International Monetary Fund Managing Director Christine Lagarde said that while a “substantial portion” of the global economy appears better now than a year ago, some risks persist.
“Growth continues to strengthen and broaden among the emerging and developing economies,” and momentum is starting to pick up in the U.S., Lagarde said today in remarks at the Boao Forum for Asia, in the southern Chinese province of Hainan.
Lagarde said she was giving a preview of the IMF’s World Economic Outlook report due next week, without providing numbers. The IMF in January cut its 2013 global growth forecast to 3.5 percent and predicted a second year of contraction in the 17- country euro area.
Risks include a “patchy recovery” with concerns that “naturally center on Europe,” Lagarde said. “While there has been progress on a number of fronts, policy solutions will take time to be completed and effective,” she said.
Fiscal risks are also weighing on growth, she said, citing spending cuts in the U.S. and a “medium-term challenge” in Japan.

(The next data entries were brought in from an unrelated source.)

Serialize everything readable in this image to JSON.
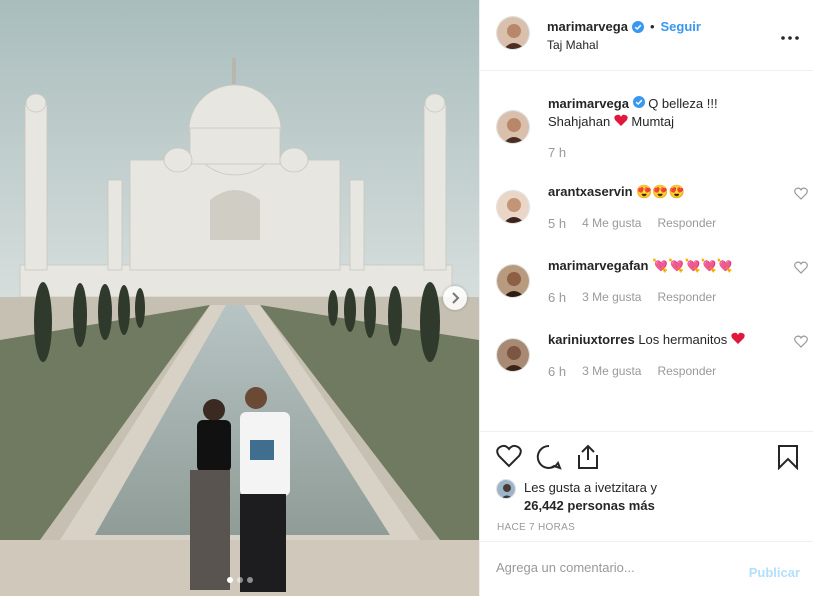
{
  "post": {
    "author": "marimarvega",
    "follow_label": "Seguir",
    "separator": "•",
    "location": "Taj Mahal",
    "more_icon": "more-horizontal-icon",
    "photo_indicator": {
      "count": 3,
      "active": 1
    }
  },
  "caption": {
    "user": "marimarvega",
    "text_line1": "Q belleza !!!",
    "text_line2_a": "Shahjahan",
    "text_line2_b": "Mumtaj",
    "time": "7 h"
  },
  "comments": [
    {
      "user": "arantxaservin",
      "text": "😍😍😍",
      "time": "5 h",
      "likes": "4 Me gusta",
      "reply": "Responder"
    },
    {
      "user": "marimarvegafan",
      "text": "💘💘💘💘💘",
      "time": "6 h",
      "likes": "3 Me gusta",
      "reply": "Responder"
    },
    {
      "user": "kariniuxtorres",
      "text": "Los hermanitos",
      "time": "6 h",
      "likes": "3 Me gusta",
      "reply": "Responder"
    }
  ],
  "likes": {
    "line1": "Les gusta a ivetzitara y",
    "line2": "26,442 personas más"
  },
  "timestamp": "HACE 7 HORAS",
  "add_comment": {
    "placeholder": "Agrega un comentario...",
    "publish_label": "Publicar"
  },
  "colors": {
    "link_blue": "#3897f0",
    "publish_disabled": "#b2dffc",
    "heart_red": "#ed4956",
    "muted": "#999999"
  }
}
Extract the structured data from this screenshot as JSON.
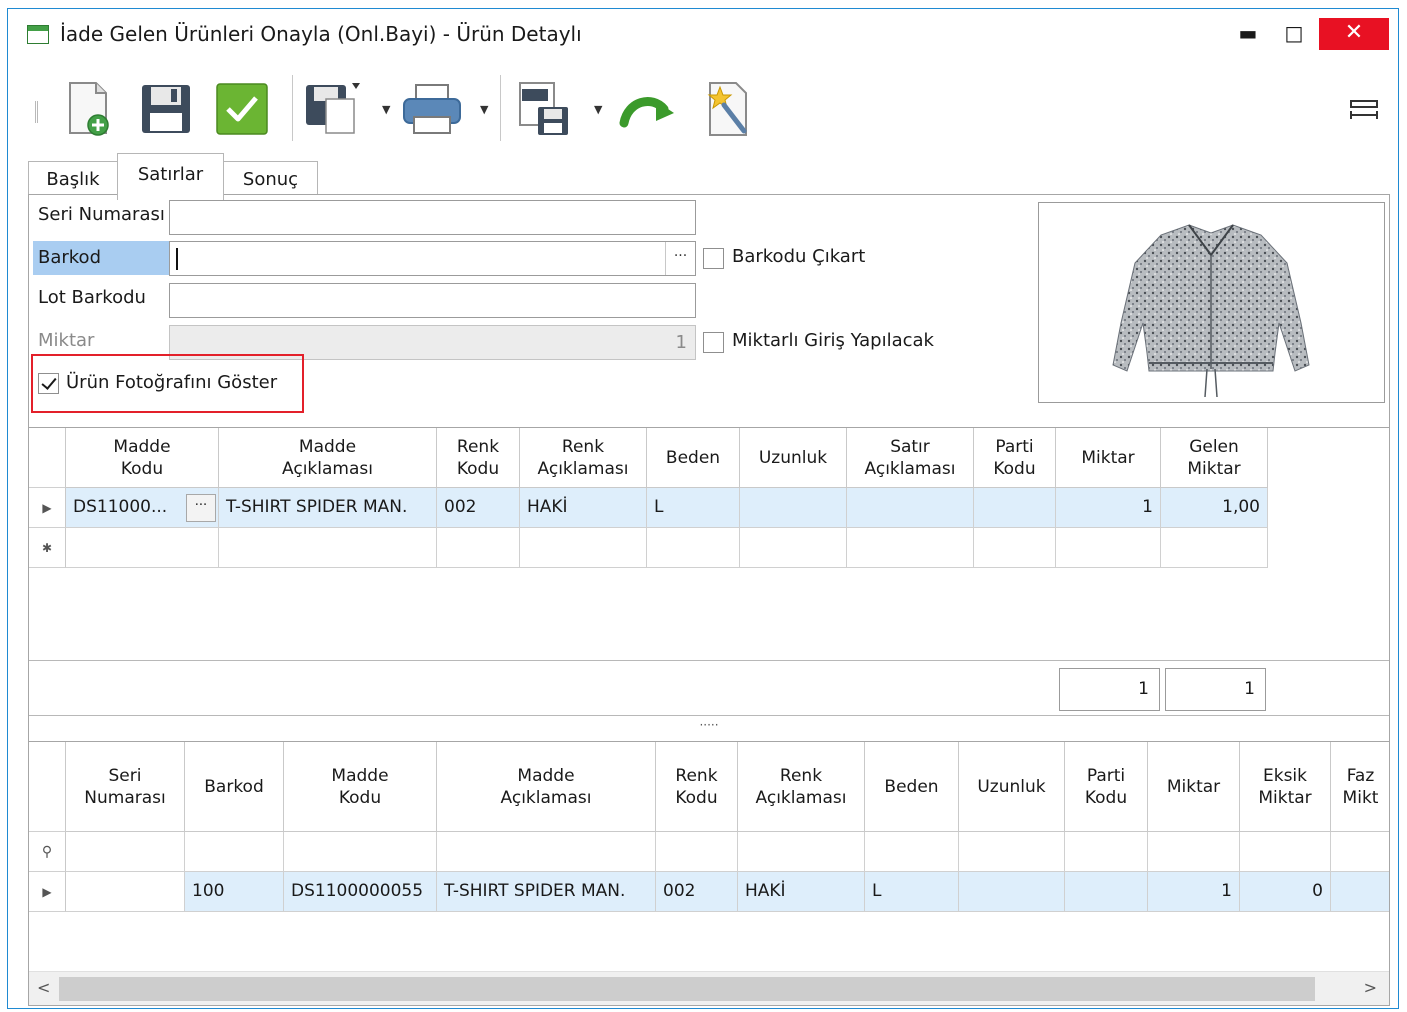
{
  "window": {
    "title": "İade Gelen Ürünleri Onayla (Onl.Bayi) - Ürün Detaylı",
    "minimize": "▬",
    "maximize": "□",
    "close": "✕"
  },
  "toolbar": {
    "buttons": [
      {
        "icon": "new-document-icon"
      },
      {
        "icon": "save-icon"
      },
      {
        "icon": "approve-check-icon"
      },
      {
        "icon": "save-as-icon"
      },
      {
        "icon": "print-icon"
      },
      {
        "icon": "export-txt-icon"
      },
      {
        "icon": "redo-arrow-icon"
      },
      {
        "icon": "wizard-icon"
      }
    ],
    "right_icon": "column-width-icon"
  },
  "tabs": [
    {
      "label": "Başlık"
    },
    {
      "label": "Satırlar",
      "active": true
    },
    {
      "label": "Sonuç"
    }
  ],
  "form": {
    "serial_label": "Seri Numarası",
    "serial_value": "",
    "barcode_label": "Barkod",
    "barcode_value": "",
    "barcode_button": "···",
    "remove_barcode_label": "Barkodu Çıkart",
    "lot_label": "Lot Barkodu",
    "lot_value": "",
    "qty_label": "Miktar",
    "qty_value": "1",
    "qty_entry_label": "Miktarlı Giriş Yapılacak",
    "show_photo_label": "Ürün Fotoğrafını Göster",
    "show_photo_checked": true
  },
  "top_grid": {
    "headers": [
      "Madde\nKodu",
      "Madde\nAçıklaması",
      "Renk\nKodu",
      "Renk\nAçıklaması",
      "Beden",
      "Uzunluk",
      "Satır\nAçıklaması",
      "Parti\nKodu",
      "Miktar",
      "Gelen\nMiktar"
    ],
    "rows": [
      {
        "madde_kodu": "DS11000...",
        "madde_aciklamasi": "T-SHIRT SPIDER MAN.",
        "renk_kodu": "002",
        "renk_aciklamasi": "HAKİ",
        "beden": "L",
        "uzunluk": "",
        "satir_aciklamasi": "",
        "parti_kodu": "",
        "miktar": "1",
        "gelen_miktar": "1,00"
      }
    ],
    "cell_button": "···",
    "new_row_marker": "✱",
    "footer": {
      "miktar_total": "1",
      "gelen_total": "1"
    }
  },
  "splitter": "·····",
  "bottom_grid": {
    "headers": [
      "Seri\nNumarası",
      "Barkod",
      "Madde\nKodu",
      "Madde\nAçıklaması",
      "Renk\nKodu",
      "Renk\nAçıklaması",
      "Beden",
      "Uzunluk",
      "Parti\nKodu",
      "Miktar",
      "Eksik\nMiktar",
      "Faz\nMikt"
    ],
    "filter_marker": "⚲",
    "rows": [
      {
        "seri_numarasi": "",
        "barkod": "100",
        "madde_kodu": "DS1100000055",
        "madde_aciklamasi": "T-SHIRT SPIDER MAN.",
        "renk_kodu": "002",
        "renk_aciklamasi": "HAKİ",
        "beden": "L",
        "uzunluk": "",
        "parti_kodu": "",
        "miktar": "1",
        "eksik_miktar": "0",
        "fazla_miktar": ""
      }
    ],
    "scroll_left": "<",
    "scroll_right": ">"
  },
  "colors": {
    "accent": "#1f8ad2",
    "selected_row": "#deeefb",
    "label_highlight": "#a9cdf1",
    "close_button": "#e81123",
    "highlight_box": "#e3202a"
  }
}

Monetary policies have limits in their effectiveness and may include unintended consequences, Lagarde said, while praising last week’s expanded stimulus from the Bank of Japan as “another welcome step in this direction.”
After decades of lending to developing economies in crisis, the IMF is now co-funding bailouts for Greece, Portugal and Ireland to help the euro region exit its debt turmoil. The global lender said last week it will contribute about 1 billion euros ($1.3 billion) to a rescue program for Cyprus that Lagarde called “challenging.”
Lagarde said in response to questions after the speech today that Cyprus is “certainly no template of how things of that nature should be resolved.” Cyprus was special in part because of the size of the banking industry compared with the country’s economy, she said.
The euro “has a future, and has a longstanding one,” Lagarde said. “The collective political will to maintain, defend, protect and enhance the monetary and currency zone, has been largely underestimated.”
Collective debt in Europe is “clearly one of the next steps that have to be considered,” she said.
Asian economies have adjusted well to the aftermath of the global financial crisis with “resilient domestic demand’ and capital inflows, Lagarde said. At the same time, some economies have seen financial imbalances and rising asset prices, such as Hong Kong’s property market, she said. Many Asian countries will need to consider when and how to reduce policy support assuming the global recovery stays on track, Lagarde said.
The former French finance minister urged leaders to pursue “green growth that respects environmental sustainability and supports economic sustainability.” Environmental issues “are on the minds of China’s new leadership,” she said.
Lagarde said that China’s government has made some progress in improving monitoring of local-government debt. Other countries have seen financing by regional authorities “bump up significantly public debt,” she said.